Prevention of Penalties. Some procrastinators become nonfilers. Next thing you know years have gone by and taxes have not been filed or paid. Once you slip into this category, you can become scared and anxious. Plus it becomes very expensive. There is “failure to file” penalty as well as “failure to pay” penalty and interest to pay. Even if you have filed an extension, if you did not pay the tax that was due with the extension form, you will be subject to a penalty of 5% per month (up to 5 months) of unpaid taxes. There is no extension of time to pay, only an extension of time to file. And of course, the Catch 22 is that you don’t know how much you will owe unless you prepare the return. So if you prepare the return, you might as well file it rather than apply for an extension. According to Veliotis, “If enough time goes by without having filed you could be subject to possible criminal charges.”

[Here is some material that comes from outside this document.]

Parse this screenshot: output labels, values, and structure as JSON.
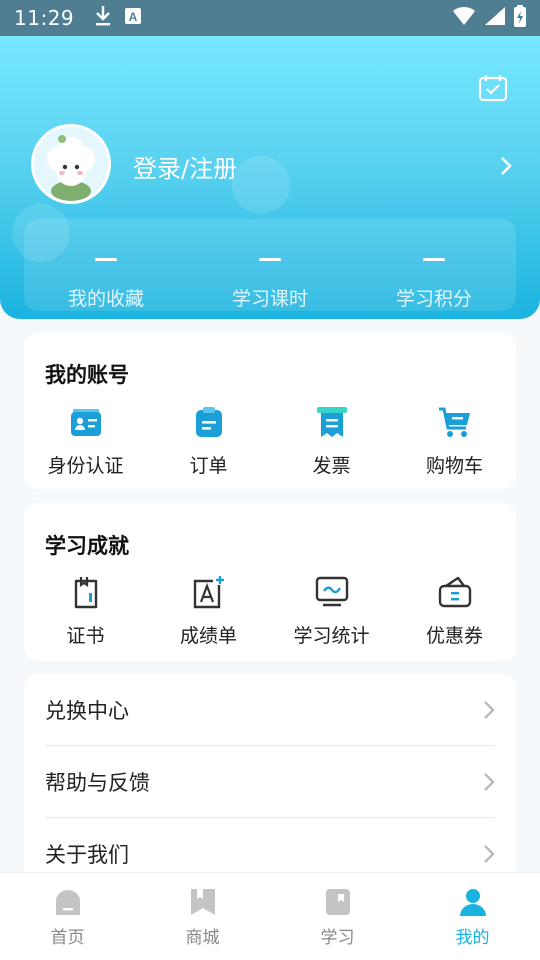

Lose your Refund. Early in the tax season, returns are quickly processed and refunds fly from the IRS coffers. But as the months progress, it takes the IRS longer to process and provide refunds. So it takes longer to get your money back. But the worst case scenario applies to procrastinators who become nonfilers because they face the statute of limitations. Taxpayers have until the later of three years from the date of the original deadline of the tax return (including extensions) or two years from the date the tax was actually paid to claim a refund of overpaid taxes from the IRS. For example, your 2015 tax return is due on April 18th, 2016. Add three years to this filing deadline, and you have until April 18th, 2019, to file your 2015 tax return and still get a tax refund. If you file your 2015 return after April 18th, 2019, then your refund expires. It goes away forever because the statute of limitations for claiming a refund has tolled. And let’s say you owe other taxes from a prior or subsequent year; you cannot apply that expired refund to the remaining tax debt.